▸ TASK TO COMPLETE: Below are records that must be duplicated exactly.

▸ DATA SUPPLIED:
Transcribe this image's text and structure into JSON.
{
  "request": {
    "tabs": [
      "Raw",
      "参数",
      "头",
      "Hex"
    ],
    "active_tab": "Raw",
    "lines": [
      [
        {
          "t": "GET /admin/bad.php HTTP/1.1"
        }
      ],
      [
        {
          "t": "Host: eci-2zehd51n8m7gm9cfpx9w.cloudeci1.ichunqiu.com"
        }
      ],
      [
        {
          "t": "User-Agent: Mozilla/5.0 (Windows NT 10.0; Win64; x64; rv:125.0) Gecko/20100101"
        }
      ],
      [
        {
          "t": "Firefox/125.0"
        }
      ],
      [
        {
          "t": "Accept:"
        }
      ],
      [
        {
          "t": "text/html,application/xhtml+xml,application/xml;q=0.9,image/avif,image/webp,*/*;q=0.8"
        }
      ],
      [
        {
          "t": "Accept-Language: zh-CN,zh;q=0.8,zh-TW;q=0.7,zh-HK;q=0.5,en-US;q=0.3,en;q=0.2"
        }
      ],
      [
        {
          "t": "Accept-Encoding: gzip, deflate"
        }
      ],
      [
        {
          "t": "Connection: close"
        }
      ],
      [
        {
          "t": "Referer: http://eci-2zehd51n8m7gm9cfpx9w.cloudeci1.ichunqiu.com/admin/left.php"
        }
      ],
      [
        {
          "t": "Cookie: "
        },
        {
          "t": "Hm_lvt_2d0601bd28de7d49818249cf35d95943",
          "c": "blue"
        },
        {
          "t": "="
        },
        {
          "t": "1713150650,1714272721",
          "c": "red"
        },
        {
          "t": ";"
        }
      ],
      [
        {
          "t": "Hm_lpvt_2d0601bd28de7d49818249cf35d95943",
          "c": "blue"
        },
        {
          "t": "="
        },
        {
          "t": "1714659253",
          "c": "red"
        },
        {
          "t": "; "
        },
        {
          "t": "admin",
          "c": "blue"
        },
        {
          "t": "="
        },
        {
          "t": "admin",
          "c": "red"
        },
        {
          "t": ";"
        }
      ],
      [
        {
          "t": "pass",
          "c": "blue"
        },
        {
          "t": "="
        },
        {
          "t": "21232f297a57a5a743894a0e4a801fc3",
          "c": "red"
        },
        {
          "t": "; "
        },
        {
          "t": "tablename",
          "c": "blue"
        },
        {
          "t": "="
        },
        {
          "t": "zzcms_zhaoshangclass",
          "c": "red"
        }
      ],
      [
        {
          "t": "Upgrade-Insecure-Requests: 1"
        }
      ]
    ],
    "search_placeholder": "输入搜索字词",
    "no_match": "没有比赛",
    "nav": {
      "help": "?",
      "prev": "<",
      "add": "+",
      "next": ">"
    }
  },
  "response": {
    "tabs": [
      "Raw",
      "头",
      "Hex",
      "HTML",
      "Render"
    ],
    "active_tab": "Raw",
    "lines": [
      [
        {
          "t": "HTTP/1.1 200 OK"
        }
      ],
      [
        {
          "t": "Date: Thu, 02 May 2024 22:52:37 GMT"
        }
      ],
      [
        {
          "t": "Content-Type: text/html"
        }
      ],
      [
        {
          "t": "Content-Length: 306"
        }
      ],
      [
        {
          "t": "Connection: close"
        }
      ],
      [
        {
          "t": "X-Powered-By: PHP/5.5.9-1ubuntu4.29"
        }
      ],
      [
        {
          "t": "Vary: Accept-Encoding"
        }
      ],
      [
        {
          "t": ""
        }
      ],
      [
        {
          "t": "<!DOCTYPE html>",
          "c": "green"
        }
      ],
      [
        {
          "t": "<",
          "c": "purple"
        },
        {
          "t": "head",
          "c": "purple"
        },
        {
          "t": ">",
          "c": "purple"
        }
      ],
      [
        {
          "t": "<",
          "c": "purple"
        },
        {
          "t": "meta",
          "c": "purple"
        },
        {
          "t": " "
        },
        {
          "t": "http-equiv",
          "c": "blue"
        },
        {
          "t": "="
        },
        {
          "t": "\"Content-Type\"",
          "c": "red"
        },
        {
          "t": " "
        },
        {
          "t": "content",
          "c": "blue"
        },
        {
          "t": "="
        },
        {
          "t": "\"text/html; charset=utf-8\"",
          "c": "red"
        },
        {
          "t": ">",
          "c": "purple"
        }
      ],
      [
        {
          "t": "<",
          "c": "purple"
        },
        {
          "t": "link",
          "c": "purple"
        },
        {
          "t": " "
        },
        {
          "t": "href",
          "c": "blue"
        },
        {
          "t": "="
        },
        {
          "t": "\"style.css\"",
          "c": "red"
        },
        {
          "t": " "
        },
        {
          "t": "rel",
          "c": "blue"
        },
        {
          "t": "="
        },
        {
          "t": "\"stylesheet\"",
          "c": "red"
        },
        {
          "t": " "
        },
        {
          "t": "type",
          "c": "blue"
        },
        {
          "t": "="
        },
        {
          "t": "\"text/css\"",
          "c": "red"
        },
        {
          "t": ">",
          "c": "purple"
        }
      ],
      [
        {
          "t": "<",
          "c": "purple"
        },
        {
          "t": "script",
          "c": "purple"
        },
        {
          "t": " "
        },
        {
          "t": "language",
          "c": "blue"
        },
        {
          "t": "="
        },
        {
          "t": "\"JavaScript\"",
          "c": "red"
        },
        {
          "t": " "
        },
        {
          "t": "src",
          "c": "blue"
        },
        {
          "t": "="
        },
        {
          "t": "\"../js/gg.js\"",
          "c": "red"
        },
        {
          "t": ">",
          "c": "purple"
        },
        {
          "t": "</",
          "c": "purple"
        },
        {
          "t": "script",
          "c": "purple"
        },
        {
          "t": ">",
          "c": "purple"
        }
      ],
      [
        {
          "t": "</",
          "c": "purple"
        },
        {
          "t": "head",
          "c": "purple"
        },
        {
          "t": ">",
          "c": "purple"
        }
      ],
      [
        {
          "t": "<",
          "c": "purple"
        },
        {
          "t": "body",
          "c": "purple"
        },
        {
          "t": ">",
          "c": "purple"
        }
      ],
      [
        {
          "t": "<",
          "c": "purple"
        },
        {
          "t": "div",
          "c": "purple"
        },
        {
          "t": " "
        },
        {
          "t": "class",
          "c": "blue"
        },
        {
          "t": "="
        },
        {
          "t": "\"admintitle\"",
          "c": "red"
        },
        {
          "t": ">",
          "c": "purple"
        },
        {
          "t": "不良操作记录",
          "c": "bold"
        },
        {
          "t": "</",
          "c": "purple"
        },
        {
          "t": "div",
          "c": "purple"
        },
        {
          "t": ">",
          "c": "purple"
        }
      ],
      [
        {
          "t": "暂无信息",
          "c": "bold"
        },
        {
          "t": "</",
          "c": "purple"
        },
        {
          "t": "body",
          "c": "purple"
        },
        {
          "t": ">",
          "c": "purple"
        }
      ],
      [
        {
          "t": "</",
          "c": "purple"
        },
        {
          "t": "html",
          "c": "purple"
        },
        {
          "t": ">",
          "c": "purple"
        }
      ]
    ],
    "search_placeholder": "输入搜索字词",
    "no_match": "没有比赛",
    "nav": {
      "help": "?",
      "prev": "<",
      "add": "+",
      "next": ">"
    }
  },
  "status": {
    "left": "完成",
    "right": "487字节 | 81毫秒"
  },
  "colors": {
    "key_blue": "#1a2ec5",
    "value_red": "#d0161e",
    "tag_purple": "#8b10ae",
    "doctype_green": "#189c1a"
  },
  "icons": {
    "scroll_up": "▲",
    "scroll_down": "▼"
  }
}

▸ RESPONSE TO THIS EXERCISE:
Transcribe this image's text and structure into JSON.
{
  "request": {
    "tabs": [
      "Raw",
      "参数",
      "头",
      "Hex"
    ],
    "active_tab": "Raw",
    "lines": [
      [
        {
          "t": "GET /admin/bad.php HTTP/1.1"
        }
      ],
      [
        {
          "t": "Host: eci-2zehd51n8m7gm9cfpx9w.cloudeci1.ichunqiu.com"
        }
      ],
      [
        {
          "t": "User-Agent: Mozilla/5.0 (Windows NT 10.0; Win64; x64; rv:125.0) Gecko/20100101"
        }
      ],
      [
        {
          "t": "Firefox/125.0"
        }
      ],
      [
        {
          "t": "Accept:"
        }
      ],
      [
        {
          "t": "text/html,application/xhtml+xml,application/xml;q=0.9,image/avif,image/webp,*/*;q=0.8"
        }
      ],
      [
        {
          "t": "Accept-Language: zh-CN,zh;q=0.8,zh-TW;q=0.7,zh-HK;q=0.5,en-US;q=0.3,en;q=0.2"
        }
      ],
      [
        {
          "t": "Accept-Encoding: gzip, deflate"
        }
      ],
      [
        {
          "t": "Connection: close"
        }
      ],
      [
        {
          "t": "Referer: http://eci-2zehd51n8m7gm9cfpx9w.cloudeci1.ichunqiu.com/admin/left.php"
        }
      ],
      [
        {
          "t": "Cookie: "
        },
        {
          "t": "Hm_lvt_2d0601bd28de7d49818249cf35d95943",
          "c": "blue"
        },
        {
          "t": "="
        },
        {
          "t": "1713150650,1714272721",
          "c": "red"
        },
        {
          "t": ";"
        }
      ],
      [
        {
          "t": "Hm_lpvt_2d0601bd28de7d49818249cf35d95943",
          "c": "blue"
        },
        {
          "t": "="
        },
        {
          "t": "1714659253",
          "c": "red"
        },
        {
          "t": "; "
        },
        {
          "t": "admin",
          "c": "blue"
        },
        {
          "t": "="
        },
        {
          "t": "admin",
          "c": "red"
        },
        {
          "t": ";"
        }
      ],
      [
        {
          "t": "pass",
          "c": "blue"
        },
        {
          "t": "="
        },
        {
          "t": "21232f297a57a5a743894a0e4a801fc3",
          "c": "red"
        },
        {
          "t": "; "
        },
        {
          "t": "tablename",
          "c": "blue"
        },
        {
          "t": "="
        },
        {
          "t": "zzcms_zhaoshangclass",
          "c": "red"
        }
      ],
      [
        {
          "t": "Upgrade-Insecure-Requests: 1"
        }
      ]
    ],
    "search_placeholder": "输入搜索字词",
    "no_match": "没有比赛",
    "nav": {
      "help": "?",
      "prev": "<",
      "add": "+",
      "next": ">"
    }
  },
  "response": {
    "tabs": [
      "Raw",
      "头",
      "Hex",
      "HTML",
      "Render"
    ],
    "active_tab": "Raw",
    "lines": [
      [
        {
          "t": "HTTP/1.1 200 OK"
        }
      ],
      [
        {
          "t": "Date: Thu, 02 May 2024 22:52:37 GMT"
        }
      ],
      [
        {
          "t": "Content-Type: text/html"
        }
      ],
      [
        {
          "t": "Content-Length: 306"
        }
      ],
      [
        {
          "t": "Connection: close"
        }
      ],
      [
        {
          "t": "X-Powered-By: PHP/5.5.9-1ubuntu4.29"
        }
      ],
      [
        {
          "t": "Vary: Accept-Encoding"
        }
      ],
      [
        {
          "t": ""
        }
      ],
      [
        {
          "t": "<!DOCTYPE html>",
          "c": "green"
        }
      ],
      [
        {
          "t": "<",
          "c": "purple"
        },
        {
          "t": "head",
          "c": "purple"
        },
        {
          "t": ">",
          "c": "purple"
        }
      ],
      [
        {
          "t": "<",
          "c": "purple"
        },
        {
          "t": "meta",
          "c": "purple"
        },
        {
          "t": " "
        },
        {
          "t": "http-equiv",
          "c": "blue"
        },
        {
          "t": "="
        },
        {
          "t": "\"Content-Type\"",
          "c": "red"
        },
        {
          "t": " "
        },
        {
          "t": "content",
          "c": "blue"
        },
        {
          "t": "="
        },
        {
          "t": "\"text/html; charset=utf-8\"",
          "c": "red"
        },
        {
          "t": ">",
          "c": "purple"
        }
      ],
      [
        {
          "t": "<",
          "c": "purple"
        },
        {
          "t": "link",
          "c": "purple"
        },
        {
          "t": " "
        },
        {
          "t": "href",
          "c": "blue"
        },
        {
          "t": "="
        },
        {
          "t": "\"style.css\"",
          "c": "red"
        },
        {
          "t": " "
        },
        {
          "t": "rel",
          "c": "blue"
        },
        {
          "t": "="
        },
        {
          "t": "\"stylesheet\"",
          "c": "red"
        },
        {
          "t": " "
        },
        {
          "t": "type",
          "c": "blue"
        },
        {
          "t": "="
        },
        {
          "t": "\"text/css\"",
          "c": "red"
        },
        {
          "t": ">",
          "c": "purple"
        }
      ],
      [
        {
          "t": "<",
          "c": "purple"
        },
        {
          "t": "script",
          "c": "purple"
        },
        {
          "t": " "
        },
        {
          "t": "language",
          "c": "blue"
        },
        {
          "t": "="
        },
        {
          "t": "\"JavaScript\"",
          "c": "red"
        },
        {
          "t": " "
        },
        {
          "t": "src",
          "c": "blue"
        },
        {
          "t": "="
        },
        {
          "t": "\"../js/gg.js\"",
          "c": "red"
        },
        {
          "t": ">",
          "c": "purple"
        },
        {
          "t": "</",
          "c": "purple"
        },
        {
          "t": "script",
          "c": "purple"
        },
        {
          "t": ">",
          "c": "purple"
        }
      ],
      [
        {
          "t": "</",
          "c": "purple"
        },
        {
          "t": "head",
          "c": "purple"
        },
        {
          "t": ">",
          "c": "purple"
        }
      ],
      [
        {
          "t": "<",
          "c": "purple"
        },
        {
          "t": "body",
          "c": "purple"
        },
        {
          "t": ">",
          "c": "purple"
        }
      ],
      [
        {
          "t": "<",
          "c": "purple"
        },
        {
          "t": "div",
          "c": "purple"
        },
        {
          "t": " "
        },
        {
          "t": "class",
          "c": "blue"
        },
        {
          "t": "="
        },
        {
          "t": "\"admintitle\"",
          "c": "red"
        },
        {
          "t": ">",
          "c": "purple"
        },
        {
          "t": "不良操作记录",
          "c": "bold"
        },
        {
          "t": "</",
          "c": "purple"
        },
        {
          "t": "div",
          "c": "purple"
        },
        {
          "t": ">",
          "c": "purple"
        }
      ],
      [
        {
          "t": "暂无信息",
          "c": "bold"
        },
        {
          "t": "</",
          "c": "purple"
        },
        {
          "t": "body",
          "c": "purple"
        },
        {
          "t": ">",
          "c": "purple"
        }
      ],
      [
        {
          "t": "</",
          "c": "purple"
        },
        {
          "t": "html",
          "c": "purple"
        },
        {
          "t": ">",
          "c": "purple"
        }
      ]
    ],
    "search_placeholder": "输入搜索字词",
    "no_match": "没有比赛",
    "nav": {
      "help": "?",
      "prev": "<",
      "add": "+",
      "next": ">"
    }
  },
  "status": {
    "left": "完成",
    "right": "487字节 | 81毫秒"
  },
  "colors": {
    "key_blue": "#1a2ec5",
    "value_red": "#d0161e",
    "tag_purple": "#8b10ae",
    "doctype_green": "#189c1a"
  },
  "icons": {
    "scroll_up": "▲",
    "scroll_down": "▼"
  }
}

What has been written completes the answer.